Skip to main content

Verified by Psychology Today

Body Image

Beyond the Surface

Navigating body image struggles with a social justice framework.

Key points

  • Pursuing an idealized body comes at a cost.
  • Societal norms linking value to appearance perpetuate discrimination.
  • Aligning personal values with the rejection of damaging societal norms empowers transformative action.

As a therapist specializing in the treatment of eating disorders and body image concerns, I frequently encounter a recurring theme in discussions with my patients. Many express feeling better and more confident when they successfully lose weight, adhere to a diet, or follow the food rules of their eating disorder. The experiences of receiving praise for weight loss and their "discipline" and "willpower" influence how they view and value themselves, ultimately contributing to their overall sense of worth.

At What Cost?

The allure of positive attention makes it understandable why individuals might become obsessed with weight control measures. However, this pursuit comes at a cost. One's world shrinks to achieve and sustain an unnatural weight or body shape not aligned with one's genetic blueprint. Rigidity replaces spontaneity, turning simple social endeavors, like agreeing to dinner with friends, into calculations and compensations.

But what happens when the weight for which they received commendation is regained? The consequences extend beyond physical changes. Individuals grapple with shame, feeling like failures in the eyes of a society that often equates success with weight loss. The unwavering focus on outward appearance strains relationships, diminishes self-esteem, and erodes the ability to be authentically present.

While individuals may find ease in buying clothes and feel good about their appearance, they unknowingly confine themselves to a sort of prison. The preoccupation with avoiding weight gain becomes all-consuming, distancing one from attunement to internal cues.

This raises the question: How can one attain the confidence, positive attention, and acceptance they desire while relinquishing the relentless preoccupation with controlling their weight and shape?

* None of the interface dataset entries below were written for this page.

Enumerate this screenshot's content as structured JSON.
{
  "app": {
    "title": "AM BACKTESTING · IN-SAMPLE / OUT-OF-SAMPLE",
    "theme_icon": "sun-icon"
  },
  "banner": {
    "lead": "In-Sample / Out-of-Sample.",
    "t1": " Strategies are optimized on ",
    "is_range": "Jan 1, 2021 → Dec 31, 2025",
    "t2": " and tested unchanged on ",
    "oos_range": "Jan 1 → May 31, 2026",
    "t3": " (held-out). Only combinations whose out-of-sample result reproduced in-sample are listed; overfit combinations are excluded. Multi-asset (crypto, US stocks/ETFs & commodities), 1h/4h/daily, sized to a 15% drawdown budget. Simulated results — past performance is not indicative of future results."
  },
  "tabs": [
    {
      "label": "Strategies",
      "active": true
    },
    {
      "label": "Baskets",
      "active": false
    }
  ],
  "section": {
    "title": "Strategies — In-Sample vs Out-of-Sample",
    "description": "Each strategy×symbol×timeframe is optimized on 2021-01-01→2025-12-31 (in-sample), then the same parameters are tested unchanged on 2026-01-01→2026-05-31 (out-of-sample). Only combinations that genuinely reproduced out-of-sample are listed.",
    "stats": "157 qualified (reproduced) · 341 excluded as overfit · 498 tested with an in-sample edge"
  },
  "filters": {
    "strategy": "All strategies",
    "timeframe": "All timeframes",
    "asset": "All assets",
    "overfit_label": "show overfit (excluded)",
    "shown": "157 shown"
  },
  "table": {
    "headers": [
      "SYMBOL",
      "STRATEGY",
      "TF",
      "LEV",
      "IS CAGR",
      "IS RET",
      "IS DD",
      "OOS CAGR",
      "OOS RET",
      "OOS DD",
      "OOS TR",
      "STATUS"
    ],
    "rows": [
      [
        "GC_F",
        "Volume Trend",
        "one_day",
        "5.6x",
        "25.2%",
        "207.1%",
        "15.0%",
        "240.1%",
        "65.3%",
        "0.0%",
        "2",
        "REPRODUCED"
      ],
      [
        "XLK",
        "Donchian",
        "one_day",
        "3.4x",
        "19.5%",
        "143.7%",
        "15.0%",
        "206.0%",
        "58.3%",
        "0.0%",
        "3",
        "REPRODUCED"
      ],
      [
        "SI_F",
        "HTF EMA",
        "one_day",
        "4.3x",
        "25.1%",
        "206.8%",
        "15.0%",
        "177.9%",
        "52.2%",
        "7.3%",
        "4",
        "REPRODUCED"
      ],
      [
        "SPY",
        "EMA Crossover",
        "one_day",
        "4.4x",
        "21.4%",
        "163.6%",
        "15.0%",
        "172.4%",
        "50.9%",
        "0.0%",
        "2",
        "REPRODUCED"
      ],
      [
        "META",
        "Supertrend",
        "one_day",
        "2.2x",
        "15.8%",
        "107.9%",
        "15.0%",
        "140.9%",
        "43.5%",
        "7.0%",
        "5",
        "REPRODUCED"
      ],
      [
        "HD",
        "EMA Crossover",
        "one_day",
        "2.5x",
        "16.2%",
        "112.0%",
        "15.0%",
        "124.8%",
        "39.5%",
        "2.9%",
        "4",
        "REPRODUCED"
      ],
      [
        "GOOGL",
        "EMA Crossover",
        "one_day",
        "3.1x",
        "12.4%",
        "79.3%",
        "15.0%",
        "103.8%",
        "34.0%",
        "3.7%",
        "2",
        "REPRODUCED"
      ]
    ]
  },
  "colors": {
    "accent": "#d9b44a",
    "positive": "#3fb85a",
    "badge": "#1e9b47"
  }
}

Introspection on this issue marks a pivotal step toward healing. It urges one to question the sustainability and authenticity of confidence rooted in conditional acceptance. Detaching from the belief that one's worth is determined by conformity to the "thin ideal" requires a multifaceted approach, including shifts in thinking and behavioral interventions.

Framing Body Image as a Social Justice Issue

Source: LOGAN WEAVER / Unsplash
Source: LOGAN WEAVER / Unsplash

One transformative approach is to frame body image struggles as a social justice issue. Our culture perpetuates the belief that one's value is determined by body size, shape, or weight, inadvertently normalizing and condoning discrimination. When viewed through the lens of social justice, individuals are prompted to acknowledge and appreciate the diversity of bodies, including their own.

Delving deeper into this exploration reveals the weight bias, stigma, and challenges that significantly obstruct body acceptance and appreciation. Our culture's pervasive weight bias reinforces harmful stereotypes, contributing to discrimination internalized by individuals grappling with body image concerns.

Challenging Narratives

Challenging harmful narratives is fundamental to the path of healing. Reframing the conversation around body image as a social justice issue is crucial, but equally vital is actively participating in dismantling harmful narratives. This requires engaging in critical conversations, questioning media portrayals, and actively promoting a culture of inclusivity and respect for diverse bodies in social circles and beyond.

Furthermore, acknowledging the intersectionality of body image struggles is essential. Recognizing that individuals face unique challenges based on factors such as race, gender, and socioeconomic status is critical for cultivating genuine empathy and dismantling systemic biases. It underscores the interconnectedness of personal struggles with broader societal issues.

The journey toward true confidence and acceptance is nuanced, demanding patience, self-compassion, and a commitment to challenging the status quo. Embracing this journey means celebrating one's uniqueness and recognizing that true confidence and acceptance extend far beyond socially constructed societal expectations.

Values as Motivation for Change

By framing the dialogue around body image as a social justice issue, individuals foster their healing and contribute to the collective dismantling of harmful norms and biases. This perspective empowers individuals to recognize the conflict when societal expectations clash with their values. If someone values equality and condemns discrimination, focusing on conforming to a socially constructed hierarchy creates a profound internal dissonance.

Framing body image struggles within a social justice framework allows individuals to harness their values as a source of motivation for change. If pursuing an idealized body conflicts with one's core values, it catalyzes transformative action. This shift in perspective aligns personal growth with societal change, intertwining individual well-being with pursuing a more inclusive and accepting culture.

Conclusion: Toward a More Inclusive and Accepting Society

The journey toward healing from body image struggles requires a comprehensive and thoughtful approach. Recognizing the impact of societal norms, challenging harmful narratives, and framing the conversation within a social justice context are vital components of this transformative process. By actively participating in individual and collective change, individuals can pave the way for a more inclusive and accepting society and break free from the constraints of damaging societal norms.

More from Carolyn Karoll LCSW-C, CEDS-S
More from Psychology Today